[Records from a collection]
= Beginning of Section =
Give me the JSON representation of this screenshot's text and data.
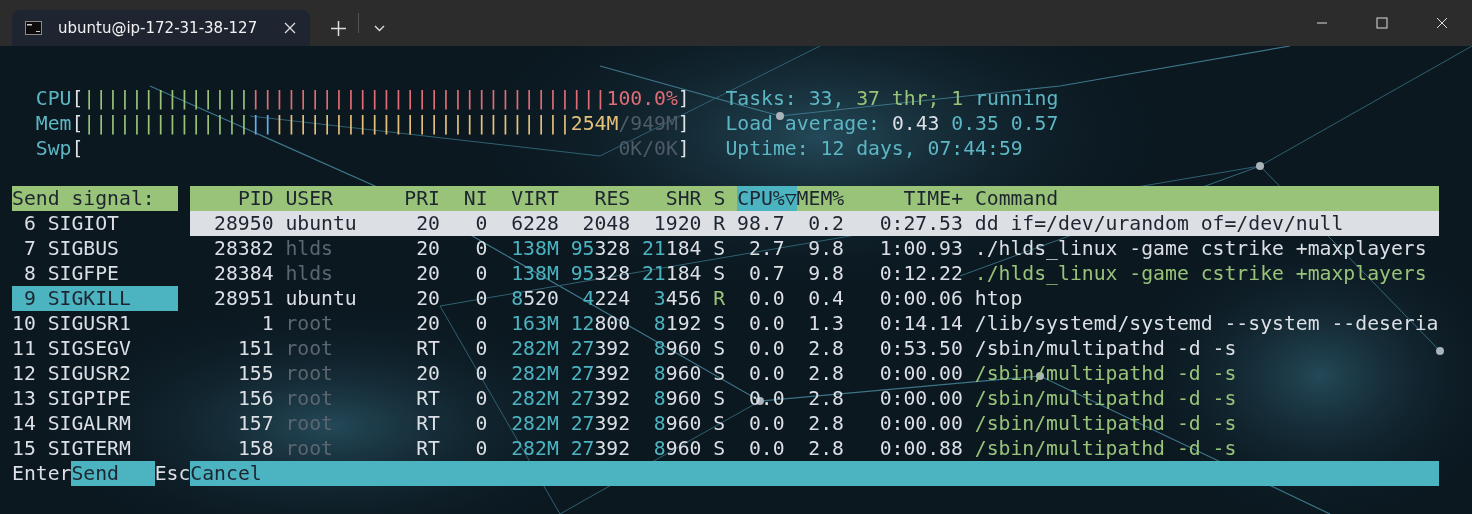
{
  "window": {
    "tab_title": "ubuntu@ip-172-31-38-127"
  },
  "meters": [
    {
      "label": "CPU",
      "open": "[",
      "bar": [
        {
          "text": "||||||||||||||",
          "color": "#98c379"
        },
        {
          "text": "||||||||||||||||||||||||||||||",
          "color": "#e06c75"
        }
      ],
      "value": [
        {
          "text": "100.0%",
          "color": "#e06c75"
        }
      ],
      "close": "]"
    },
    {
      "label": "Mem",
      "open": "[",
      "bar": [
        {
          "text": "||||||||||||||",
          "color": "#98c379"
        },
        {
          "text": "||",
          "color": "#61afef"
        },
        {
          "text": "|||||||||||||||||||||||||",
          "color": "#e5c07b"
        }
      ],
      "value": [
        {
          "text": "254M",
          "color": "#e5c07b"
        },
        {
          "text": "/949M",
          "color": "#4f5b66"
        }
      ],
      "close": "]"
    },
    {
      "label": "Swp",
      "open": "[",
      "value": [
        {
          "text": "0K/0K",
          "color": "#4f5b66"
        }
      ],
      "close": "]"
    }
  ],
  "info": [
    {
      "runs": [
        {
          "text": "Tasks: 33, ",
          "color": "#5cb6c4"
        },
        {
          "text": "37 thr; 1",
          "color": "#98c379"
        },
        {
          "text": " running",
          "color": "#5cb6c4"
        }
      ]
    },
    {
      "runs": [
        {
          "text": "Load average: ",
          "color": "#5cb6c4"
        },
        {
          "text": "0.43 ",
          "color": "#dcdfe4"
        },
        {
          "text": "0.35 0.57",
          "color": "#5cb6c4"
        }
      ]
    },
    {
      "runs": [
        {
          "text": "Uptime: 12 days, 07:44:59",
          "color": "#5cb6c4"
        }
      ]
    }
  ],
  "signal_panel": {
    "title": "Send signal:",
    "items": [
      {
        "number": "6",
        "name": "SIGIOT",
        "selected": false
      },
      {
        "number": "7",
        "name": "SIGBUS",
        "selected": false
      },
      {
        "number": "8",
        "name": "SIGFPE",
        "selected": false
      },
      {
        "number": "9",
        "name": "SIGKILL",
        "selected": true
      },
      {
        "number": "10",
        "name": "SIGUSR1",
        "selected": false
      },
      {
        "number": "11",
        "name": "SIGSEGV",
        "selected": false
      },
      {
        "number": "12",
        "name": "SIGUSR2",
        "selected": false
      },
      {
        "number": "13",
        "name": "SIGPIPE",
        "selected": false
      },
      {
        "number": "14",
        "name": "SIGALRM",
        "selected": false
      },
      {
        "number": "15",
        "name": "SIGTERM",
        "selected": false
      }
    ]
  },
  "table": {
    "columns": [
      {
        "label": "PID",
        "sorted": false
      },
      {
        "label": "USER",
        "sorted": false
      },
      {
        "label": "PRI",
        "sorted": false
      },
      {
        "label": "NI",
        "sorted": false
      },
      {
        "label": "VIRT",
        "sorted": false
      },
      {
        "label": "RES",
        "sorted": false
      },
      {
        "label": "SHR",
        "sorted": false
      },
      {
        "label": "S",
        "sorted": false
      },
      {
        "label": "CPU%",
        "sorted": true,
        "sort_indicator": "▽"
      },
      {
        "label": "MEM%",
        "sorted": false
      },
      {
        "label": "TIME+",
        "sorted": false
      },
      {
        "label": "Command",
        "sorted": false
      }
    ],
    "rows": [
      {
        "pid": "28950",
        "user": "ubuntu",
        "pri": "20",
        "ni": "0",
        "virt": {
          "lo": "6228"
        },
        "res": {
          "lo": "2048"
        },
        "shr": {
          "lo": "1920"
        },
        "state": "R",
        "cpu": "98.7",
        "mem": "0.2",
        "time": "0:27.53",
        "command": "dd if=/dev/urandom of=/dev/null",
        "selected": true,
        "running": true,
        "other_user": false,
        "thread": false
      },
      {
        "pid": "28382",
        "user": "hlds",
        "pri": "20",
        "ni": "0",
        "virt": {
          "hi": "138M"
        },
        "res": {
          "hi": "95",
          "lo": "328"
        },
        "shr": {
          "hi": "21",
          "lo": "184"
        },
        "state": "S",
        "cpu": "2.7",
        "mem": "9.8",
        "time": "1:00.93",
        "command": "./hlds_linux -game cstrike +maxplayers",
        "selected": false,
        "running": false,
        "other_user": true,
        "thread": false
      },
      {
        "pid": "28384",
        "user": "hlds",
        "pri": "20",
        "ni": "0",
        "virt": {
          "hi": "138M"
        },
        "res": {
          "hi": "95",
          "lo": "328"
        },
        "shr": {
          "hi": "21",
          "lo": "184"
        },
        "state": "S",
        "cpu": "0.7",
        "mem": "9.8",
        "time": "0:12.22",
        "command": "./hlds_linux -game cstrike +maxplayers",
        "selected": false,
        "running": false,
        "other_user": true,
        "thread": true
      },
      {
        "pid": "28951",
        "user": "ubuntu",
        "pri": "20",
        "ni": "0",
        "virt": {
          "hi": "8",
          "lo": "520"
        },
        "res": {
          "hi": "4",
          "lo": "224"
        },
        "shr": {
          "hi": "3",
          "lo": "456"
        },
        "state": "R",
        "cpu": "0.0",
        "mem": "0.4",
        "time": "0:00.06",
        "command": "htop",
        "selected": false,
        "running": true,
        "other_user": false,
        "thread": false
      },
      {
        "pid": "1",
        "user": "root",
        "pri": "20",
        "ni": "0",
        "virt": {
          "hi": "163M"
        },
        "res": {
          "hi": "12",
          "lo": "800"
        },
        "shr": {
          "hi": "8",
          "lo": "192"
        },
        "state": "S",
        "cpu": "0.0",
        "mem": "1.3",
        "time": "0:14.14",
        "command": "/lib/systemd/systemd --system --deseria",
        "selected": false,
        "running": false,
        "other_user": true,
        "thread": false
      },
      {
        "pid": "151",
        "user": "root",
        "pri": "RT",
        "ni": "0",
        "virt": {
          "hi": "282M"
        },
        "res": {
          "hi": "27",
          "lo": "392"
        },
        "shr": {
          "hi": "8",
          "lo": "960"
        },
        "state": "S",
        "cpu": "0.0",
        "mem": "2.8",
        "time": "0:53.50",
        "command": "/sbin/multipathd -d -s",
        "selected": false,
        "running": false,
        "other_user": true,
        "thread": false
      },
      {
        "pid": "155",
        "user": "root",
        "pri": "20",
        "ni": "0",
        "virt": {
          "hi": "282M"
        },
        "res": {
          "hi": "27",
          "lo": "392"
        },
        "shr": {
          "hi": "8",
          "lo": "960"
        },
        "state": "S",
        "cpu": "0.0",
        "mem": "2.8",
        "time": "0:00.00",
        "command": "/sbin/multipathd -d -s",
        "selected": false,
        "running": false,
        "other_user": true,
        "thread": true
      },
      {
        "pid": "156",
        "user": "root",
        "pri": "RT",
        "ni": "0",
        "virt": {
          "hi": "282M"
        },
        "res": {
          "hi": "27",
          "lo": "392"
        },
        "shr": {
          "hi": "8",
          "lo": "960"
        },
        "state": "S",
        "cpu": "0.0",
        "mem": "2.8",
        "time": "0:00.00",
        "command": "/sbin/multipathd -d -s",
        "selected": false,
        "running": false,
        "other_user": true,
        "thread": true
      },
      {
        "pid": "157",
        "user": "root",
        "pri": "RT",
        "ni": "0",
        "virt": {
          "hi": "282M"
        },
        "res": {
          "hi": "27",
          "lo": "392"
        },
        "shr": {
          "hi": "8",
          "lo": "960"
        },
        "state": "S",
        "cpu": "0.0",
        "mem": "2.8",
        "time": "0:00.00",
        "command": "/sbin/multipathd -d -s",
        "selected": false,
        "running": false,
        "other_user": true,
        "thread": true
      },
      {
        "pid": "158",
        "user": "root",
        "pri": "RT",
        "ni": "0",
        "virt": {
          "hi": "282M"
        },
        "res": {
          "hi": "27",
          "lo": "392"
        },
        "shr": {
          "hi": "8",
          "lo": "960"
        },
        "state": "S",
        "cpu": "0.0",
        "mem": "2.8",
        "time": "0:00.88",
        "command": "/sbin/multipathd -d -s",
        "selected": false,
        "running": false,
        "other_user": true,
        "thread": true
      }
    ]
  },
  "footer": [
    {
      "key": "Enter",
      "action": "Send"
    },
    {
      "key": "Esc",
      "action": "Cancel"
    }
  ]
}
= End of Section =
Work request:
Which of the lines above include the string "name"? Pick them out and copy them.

Your response:
        "name": "SIGIOT",
        "name": "SIGBUS",
        "name": "SIGFPE",
        "name": "SIGKILL",
        "name": "SIGUSR1",
        "name": "SIGSEGV",
        "name": "SIGUSR2",
        "name": "SIGPIPE",
        "name": "SIGALRM",
        "name": "SIGTERM",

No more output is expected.